Without the images, set down each entry exactly.
BEGIN Available data
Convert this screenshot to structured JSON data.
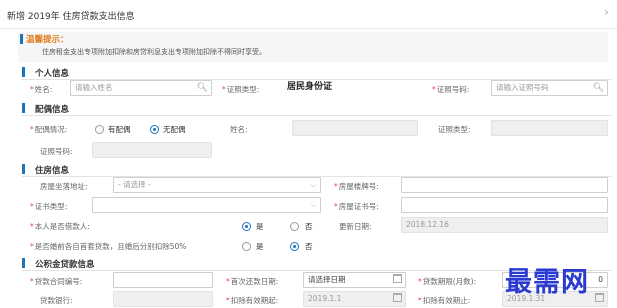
{
  "window": {
    "title": "新增 2019年 住房贷款支出信息",
    "close_symbol": "›"
  },
  "tip": {
    "title": "温馨提示：",
    "text": "住房租金支出专项附加扣除和房贷利息支出专项附加扣除不得同时享受。"
  },
  "personal": {
    "section_title": "个人信息",
    "name_label": "姓名:",
    "name_placeholder": "请输入姓名",
    "cert_type_label": "证照类型:",
    "cert_type_value": "居民身份证",
    "cert_no_label": "证照号码:",
    "cert_no_placeholder": "请输入证照号码"
  },
  "spouse": {
    "section_title": "配偶信息",
    "status_label": "配偶情况:",
    "option_yes": "有配偶",
    "option_no": "无配偶",
    "selected": "无配偶",
    "name_label": "姓名:",
    "cert_type_label": "证照类型:",
    "cert_no_label": "证照号码:"
  },
  "housing": {
    "section_title": "住房信息",
    "address_label": "房屋坐落地址:",
    "address_placeholder": "- 请选择 -",
    "building_no_label": "房屋楼牌号:",
    "cert_type_label": "证书类型:",
    "house_cert_no_label": "房屋证书号:",
    "borrower_label": "本人是否借款人:",
    "borrower_yes": "是",
    "borrower_no": "否",
    "borrower_selected": "是",
    "update_date_label": "更新日期:",
    "update_date_value": "2018.12.16",
    "premarital_label": "是否婚前各自首套贷款，且婚后分别扣除50%",
    "premarital_yes": "是",
    "premarital_no": "否",
    "premarital_selected": "否"
  },
  "loan": {
    "section_title": "公积金贷款信息",
    "contract_label": "贷款合同编号:",
    "first_repay_label": "首次还款日期:",
    "first_repay_placeholder": "请选择日期",
    "term_label": "贷款期限(月数):",
    "term_value": "0",
    "bank_label": "贷款银行:",
    "valid_from_label": "扣除有效期起:",
    "valid_from_value": "2019.1.1",
    "valid_to_label": "扣除有效期止:",
    "valid_to_value": "2019.1.31"
  },
  "watermark": "最需网",
  "colors": {
    "accent": "#1e73be",
    "required": "#e5474a",
    "tip": "#e07b1a",
    "watermark": "#2b3bd1"
  }
}
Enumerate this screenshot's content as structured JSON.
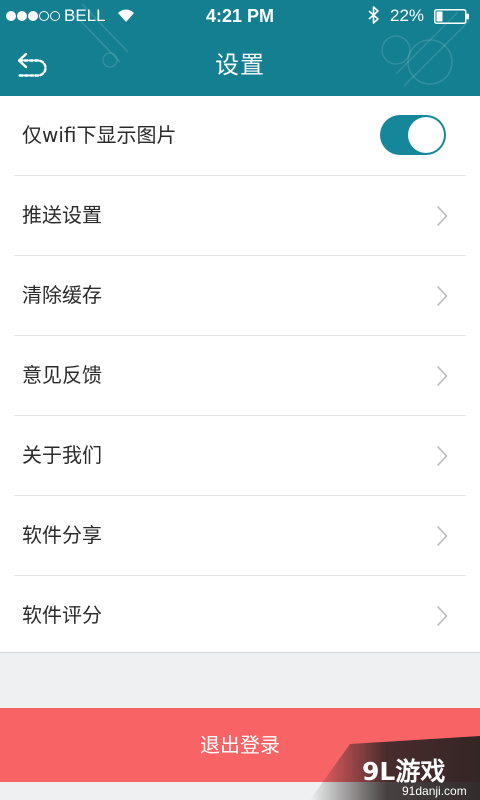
{
  "status_bar": {
    "carrier": "BELL",
    "time": "4:21 PM",
    "battery": "22%",
    "signal_strength": 3,
    "signal_max": 5,
    "battery_level": 0.22
  },
  "nav": {
    "title": "设置",
    "back_icon": "back-arrow-icon"
  },
  "settings": {
    "wifi_images": {
      "label": "仅wifi下显示图片",
      "enabled": true
    },
    "items": [
      {
        "label": "推送设置"
      },
      {
        "label": "清除缓存"
      },
      {
        "label": "意见反馈"
      },
      {
        "label": "关于我们"
      },
      {
        "label": "软件分享"
      },
      {
        "label": "软件评分"
      }
    ]
  },
  "logout": {
    "label": "退出登录"
  },
  "watermark": {
    "logo": "9L游戏",
    "url": "91danji.com"
  },
  "colors": {
    "header": "#137f91",
    "toggle_on": "#16879b",
    "logout": "#f86466",
    "background": "#eef0f1"
  }
}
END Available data
**Expected output**:
Convert this screenshot to structured JSON data.
{
  "window": {
    "title": "新增 2019年 住房贷款支出信息",
    "close_symbol": "›"
  },
  "tip": {
    "title": "温馨提示：",
    "text": "住房租金支出专项附加扣除和房贷利息支出专项附加扣除不得同时享受。"
  },
  "personal": {
    "section_title": "个人信息",
    "name_label": "姓名:",
    "name_placeholder": "请输入姓名",
    "cert_type_label": "证照类型:",
    "cert_type_value": "居民身份证",
    "cert_no_label": "证照号码:",
    "cert_no_placeholder": "请输入证照号码"
  },
  "spouse": {
    "section_title": "配偶信息",
    "status_label": "配偶情况:",
    "option_yes": "有配偶",
    "option_no": "无配偶",
    "selected": "无配偶",
    "name_label": "姓名:",
    "cert_type_label": "证照类型:",
    "cert_no_label": "证照号码:"
  },
  "housing": {
    "section_title": "住房信息",
    "address_label": "房屋坐落地址:",
    "address_placeholder": "- 请选择 -",
    "building_no_label": "房屋楼牌号:",
    "cert_type_label": "证书类型:",
    "house_cert_no_label": "房屋证书号:",
    "borrower_label": "本人是否借款人:",
    "borrower_yes": "是",
    "borrower_no": "否",
    "borrower_selected": "是",
    "update_date_label": "更新日期:",
    "update_date_value": "2018.12.16",
    "premarital_label": "是否婚前各自首套贷款，且婚后分别扣除50%",
    "premarital_yes": "是",
    "premarital_no": "否",
    "premarital_selected": "否"
  },
  "loan": {
    "section_title": "公积金贷款信息",
    "contract_label": "贷款合同编号:",
    "first_repay_label": "首次还款日期:",
    "first_repay_placeholder": "请选择日期",
    "term_label": "贷款期限(月数):",
    "term_value": "0",
    "bank_label": "贷款银行:",
    "valid_from_label": "扣除有效期起:",
    "valid_from_value": "2019.1.1",
    "valid_to_label": "扣除有效期止:",
    "valid_to_value": "2019.1.31"
  },
  "watermark": "最需网",
  "colors": {
    "accent": "#1e73be",
    "required": "#e5474a",
    "tip": "#e07b1a",
    "watermark": "#2b3bd1"
  }
}
Enumerate this screenshot's content as structured JSON.
{
  "status_bar": {
    "carrier": "BELL",
    "time": "4:21 PM",
    "battery": "22%",
    "signal_strength": 3,
    "signal_max": 5,
    "battery_level": 0.22
  },
  "nav": {
    "title": "设置",
    "back_icon": "back-arrow-icon"
  },
  "settings": {
    "wifi_images": {
      "label": "仅wifi下显示图片",
      "enabled": true
    },
    "items": [
      {
        "label": "推送设置"
      },
      {
        "label": "清除缓存"
      },
      {
        "label": "意见反馈"
      },
      {
        "label": "关于我们"
      },
      {
        "label": "软件分享"
      },
      {
        "label": "软件评分"
      }
    ]
  },
  "logout": {
    "label": "退出登录"
  },
  "watermark": {
    "logo": "9L游戏",
    "url": "91danji.com"
  },
  "colors": {
    "header": "#137f91",
    "toggle_on": "#16879b",
    "logout": "#f86466",
    "background": "#eef0f1"
  }
}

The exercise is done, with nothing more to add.